2012Delivered as 30 meter pixels but should not be used as individual pixel or as small groups of pixelsWildland Fire Science, Earth Resources Observation and Science Center, U.S. Geological Survey
LANDFIRE website

References

  1. Godfrey, E. B. 2008.  Livestock Grazing in Utah: History and status. A report for the Utah Governor’s Public Lands Policy Coordination Office. November.
  2. Utah Association of Conservation Districts. 2012. Davis County Resource Assessment.
  3. Utah Association of Conservation Districts. 2013. Morgan County Resource Assessment.
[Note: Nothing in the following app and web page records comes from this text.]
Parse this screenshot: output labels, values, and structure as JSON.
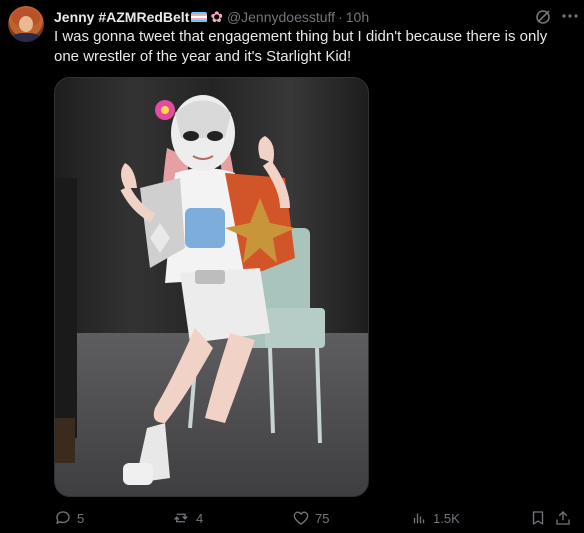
{
  "tweet": {
    "display_name": "Jenny #AZMRedBelt",
    "handle": "@Jennydoesstuff",
    "separator": "·",
    "time": "10h",
    "text": "I was gonna tweet that engagement thing but I didn't because there is only one wrestler of the year and it's Starlight Kid!",
    "flag_colors": [
      "#5bcefa",
      "#f5a9b8",
      "#ffffff",
      "#f5a9b8",
      "#5bcefa"
    ],
    "flower_glyph": "✿"
  },
  "icons": {
    "grok": "grok-icon",
    "more": "more-icon",
    "reply": "reply-icon",
    "retweet": "retweet-icon",
    "like": "heart-icon",
    "views": "views-icon",
    "bookmark": "bookmark-icon",
    "share": "share-icon"
  },
  "actions": {
    "replies": "5",
    "retweets": "4",
    "likes": "75",
    "views": "1.5K"
  },
  "colors": {
    "background": "#000000",
    "text": "#e7e9ea",
    "muted": "#71767b",
    "border": "#2f3336"
  }
}
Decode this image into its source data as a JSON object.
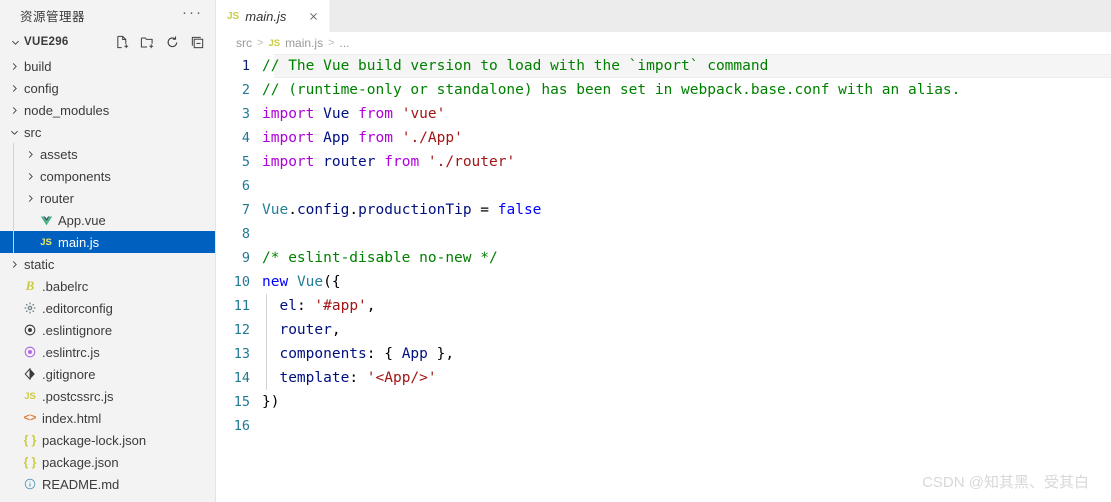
{
  "sidebar": {
    "title": "资源管理器",
    "more_label": "···",
    "root": {
      "label": "VUE296",
      "expanded": true
    },
    "actions": [
      {
        "name": "new-file-icon",
        "tooltip": "新建文件"
      },
      {
        "name": "new-folder-icon",
        "tooltip": "新建文件夹"
      },
      {
        "name": "refresh-icon",
        "tooltip": "刷新资源管理器"
      },
      {
        "name": "collapse-all-icon",
        "tooltip": "在资源管理器中折叠文件夹"
      }
    ],
    "items": [
      {
        "label": "build",
        "type": "folder",
        "expanded": false,
        "depth": 1,
        "icon": "chevron-right-icon",
        "selected": false
      },
      {
        "label": "config",
        "type": "folder",
        "expanded": false,
        "depth": 1,
        "icon": "chevron-right-icon",
        "selected": false
      },
      {
        "label": "node_modules",
        "type": "folder",
        "expanded": false,
        "depth": 1,
        "icon": "chevron-right-icon",
        "selected": false
      },
      {
        "label": "src",
        "type": "folder",
        "expanded": true,
        "depth": 1,
        "icon": "chevron-down-icon",
        "selected": false
      },
      {
        "label": "assets",
        "type": "folder",
        "expanded": false,
        "depth": 2,
        "icon": "chevron-right-icon",
        "selected": false
      },
      {
        "label": "components",
        "type": "folder",
        "expanded": false,
        "depth": 2,
        "icon": "chevron-right-icon",
        "selected": false
      },
      {
        "label": "router",
        "type": "folder",
        "expanded": false,
        "depth": 2,
        "icon": "chevron-right-icon",
        "selected": false
      },
      {
        "label": "App.vue",
        "type": "file",
        "depth": 2,
        "icon": "vue-file-icon",
        "selected": false
      },
      {
        "label": "main.js",
        "type": "file",
        "depth": 2,
        "icon": "js-file-icon",
        "selected": true
      },
      {
        "label": "static",
        "type": "folder",
        "expanded": false,
        "depth": 1,
        "icon": "chevron-right-icon",
        "selected": false
      },
      {
        "label": ".babelrc",
        "type": "file",
        "depth": 1,
        "icon": "babel-file-icon",
        "selected": false
      },
      {
        "label": ".editorconfig",
        "type": "file",
        "depth": 1,
        "icon": "gear-file-icon",
        "selected": false
      },
      {
        "label": ".eslintignore",
        "type": "file",
        "depth": 1,
        "icon": "eslintignore-file-icon",
        "selected": false
      },
      {
        "label": ".eslintrc.js",
        "type": "file",
        "depth": 1,
        "icon": "eslintrc-file-icon",
        "selected": false
      },
      {
        "label": ".gitignore",
        "type": "file",
        "depth": 1,
        "icon": "git-file-icon",
        "selected": false
      },
      {
        "label": ".postcssrc.js",
        "type": "file",
        "depth": 1,
        "icon": "js-file-icon",
        "selected": false
      },
      {
        "label": "index.html",
        "type": "file",
        "depth": 1,
        "icon": "html-file-icon",
        "selected": false
      },
      {
        "label": "package-lock.json",
        "type": "file",
        "depth": 1,
        "icon": "json-file-icon",
        "selected": false
      },
      {
        "label": "package.json",
        "type": "file",
        "depth": 1,
        "icon": "json-file-icon",
        "selected": false
      },
      {
        "label": "README.md",
        "type": "file",
        "depth": 1,
        "icon": "markdown-file-icon",
        "selected": false
      }
    ]
  },
  "editor": {
    "tabs": [
      {
        "label": "main.js",
        "icon": "js-file-icon",
        "preview": true,
        "active": true,
        "close_label": "×"
      }
    ],
    "breadcrumb": {
      "separator": ">",
      "items": [
        {
          "label": "src",
          "icon": ""
        },
        {
          "label": "main.js",
          "icon": "js-file-icon"
        },
        {
          "label": "...",
          "icon": ""
        }
      ]
    },
    "lines": [
      {
        "number": "1",
        "active": true,
        "indent_guides": 0,
        "tokens": [
          {
            "text": "// The Vue build version to load with the `import` command",
            "cls": "t-comment"
          }
        ]
      },
      {
        "number": "2",
        "active": false,
        "indent_guides": 0,
        "tokens": [
          {
            "text": "// (runtime-only or standalone) has been set in webpack.base.conf with an alias.",
            "cls": "t-comment"
          }
        ]
      },
      {
        "number": "3",
        "active": false,
        "indent_guides": 0,
        "tokens": [
          {
            "text": "import",
            "cls": "t-keyword"
          },
          {
            "text": " ",
            "cls": "t-plain"
          },
          {
            "text": "Vue",
            "cls": "t-ident"
          },
          {
            "text": " ",
            "cls": "t-plain"
          },
          {
            "text": "from",
            "cls": "t-keyword"
          },
          {
            "text": " ",
            "cls": "t-plain"
          },
          {
            "text": "'vue'",
            "cls": "t-string"
          }
        ]
      },
      {
        "number": "4",
        "active": false,
        "indent_guides": 0,
        "tokens": [
          {
            "text": "import",
            "cls": "t-keyword"
          },
          {
            "text": " ",
            "cls": "t-plain"
          },
          {
            "text": "App",
            "cls": "t-ident"
          },
          {
            "text": " ",
            "cls": "t-plain"
          },
          {
            "text": "from",
            "cls": "t-keyword"
          },
          {
            "text": " ",
            "cls": "t-plain"
          },
          {
            "text": "'./App'",
            "cls": "t-string"
          }
        ]
      },
      {
        "number": "5",
        "active": false,
        "indent_guides": 0,
        "tokens": [
          {
            "text": "import",
            "cls": "t-keyword"
          },
          {
            "text": " ",
            "cls": "t-plain"
          },
          {
            "text": "router",
            "cls": "t-ident"
          },
          {
            "text": " ",
            "cls": "t-plain"
          },
          {
            "text": "from",
            "cls": "t-keyword"
          },
          {
            "text": " ",
            "cls": "t-plain"
          },
          {
            "text": "'./router'",
            "cls": "t-string"
          }
        ]
      },
      {
        "number": "6",
        "active": false,
        "indent_guides": 0,
        "tokens": []
      },
      {
        "number": "7",
        "active": false,
        "indent_guides": 0,
        "tokens": [
          {
            "text": "Vue",
            "cls": "t-class"
          },
          {
            "text": ".",
            "cls": "t-plain"
          },
          {
            "text": "config",
            "cls": "t-prop"
          },
          {
            "text": ".",
            "cls": "t-plain"
          },
          {
            "text": "productionTip",
            "cls": "t-prop"
          },
          {
            "text": " = ",
            "cls": "t-plain"
          },
          {
            "text": "false",
            "cls": "t-ctrl"
          }
        ]
      },
      {
        "number": "8",
        "active": false,
        "indent_guides": 0,
        "tokens": []
      },
      {
        "number": "9",
        "active": false,
        "indent_guides": 0,
        "tokens": [
          {
            "text": "/* eslint-disable no-new */",
            "cls": "t-comment"
          }
        ]
      },
      {
        "number": "10",
        "active": false,
        "indent_guides": 0,
        "tokens": [
          {
            "text": "new",
            "cls": "t-ctrl"
          },
          {
            "text": " ",
            "cls": "t-plain"
          },
          {
            "text": "Vue",
            "cls": "t-class"
          },
          {
            "text": "({",
            "cls": "t-plain"
          }
        ]
      },
      {
        "number": "11",
        "active": false,
        "indent_guides": 1,
        "tokens": [
          {
            "text": "  ",
            "cls": "t-plain"
          },
          {
            "text": "el",
            "cls": "t-prop"
          },
          {
            "text": ": ",
            "cls": "t-plain"
          },
          {
            "text": "'#app'",
            "cls": "t-string"
          },
          {
            "text": ",",
            "cls": "t-plain"
          }
        ]
      },
      {
        "number": "12",
        "active": false,
        "indent_guides": 1,
        "tokens": [
          {
            "text": "  ",
            "cls": "t-plain"
          },
          {
            "text": "router",
            "cls": "t-prop"
          },
          {
            "text": ",",
            "cls": "t-plain"
          }
        ]
      },
      {
        "number": "13",
        "active": false,
        "indent_guides": 1,
        "tokens": [
          {
            "text": "  ",
            "cls": "t-plain"
          },
          {
            "text": "components",
            "cls": "t-prop"
          },
          {
            "text": ": { ",
            "cls": "t-plain"
          },
          {
            "text": "App",
            "cls": "t-ident"
          },
          {
            "text": " },",
            "cls": "t-plain"
          }
        ]
      },
      {
        "number": "14",
        "active": false,
        "indent_guides": 1,
        "tokens": [
          {
            "text": "  ",
            "cls": "t-plain"
          },
          {
            "text": "template",
            "cls": "t-prop"
          },
          {
            "text": ": ",
            "cls": "t-plain"
          },
          {
            "text": "'<App/>'",
            "cls": "t-string"
          }
        ]
      },
      {
        "number": "15",
        "active": false,
        "indent_guides": 0,
        "tokens": [
          {
            "text": "})",
            "cls": "t-plain"
          }
        ]
      },
      {
        "number": "16",
        "active": false,
        "indent_guides": 0,
        "tokens": []
      }
    ]
  },
  "watermark": "CSDN @知其黑、受其白",
  "colors": {
    "selection_blue": "#0060c0",
    "sidebar_bg": "#f3f3f3",
    "editor_bg": "#ffffff",
    "tabbar_bg": "#ececec",
    "line_number": "#237893",
    "comment": "#008000",
    "keyword": "#af00db",
    "control": "#0000ff",
    "identifier": "#001080",
    "string": "#a31515",
    "class": "#267f99"
  }
}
  4. Utah Association of Conservation Districts. 2013. Salt Lake County Resource Assessment.
  5. Utah Association of Conservation Districts. 2013. Tooele County Resource Assessment.
  6. Utah Association of Conservation Districts. 2013. Weber County Resource Assessment.
  7. U.S. Department of the Interior, Bureau of Land Management. 2011. Utah Guidelines for Grazing Management. Accessed: 2/23/16.
  8. McGinty, E. L., B. Baldwin, R. Banner. 2009. Case Studies: Ranches in Utah Exemplifying Sustainable Livestock Production and Range Management. A report to the Utah Governor’s Public Lands Policy Coordination Office. February.
  9. Utah Department of Agriculture and Food. 2015. Utah Agriculture Statistics and Annual Report. January 6.
  10. USDA Forest Service. 2015. Forest Service and BLM announce 2015 Grazing Fee. Accessed: 1/7/16.
  11. McGinty, EL, B. Baldwin, R. Banner. 2009. A Review of Livestock Grazing and Range Management in Utah. A report to the Utah Governor’s Public Lands Policy Coordination Office. February.
  12. Glaser, C., C. Romaniello, and K. Moskowitz. 2015. Costs And Consequences: The Real Price of Grazing on America’s Public Lands. Center for Biological Diversity, January.
  13. USDA Natural Resources Conservation Service. 2011. NRCS Utah Conservation Practice Cost Data.
  14. U.S. Bureau of Land Management. 2016. Fact Sheet on the BLM’s Management of Livestock Grazing. Accessed: 7 Jan. 2016.
  15. Utah Department of Agriculture and Food. 2014. Conservation and Environmental [Website]. Accessed: 6 Jan. 2016.
  16. U.S. Bureau of Land Management. 1984. Tooele Planning Area Multiple Use Management Decisions. Salt Lake Field Office.
  17. U.S. Bureau of Land Management. 2011. Utah Rangeland Health Standards and Guidelines for Grazing Management.
  18. U.S. Forest Service. 2003. Revised Forest Plan for the Wasatch -Cache National Forest, February.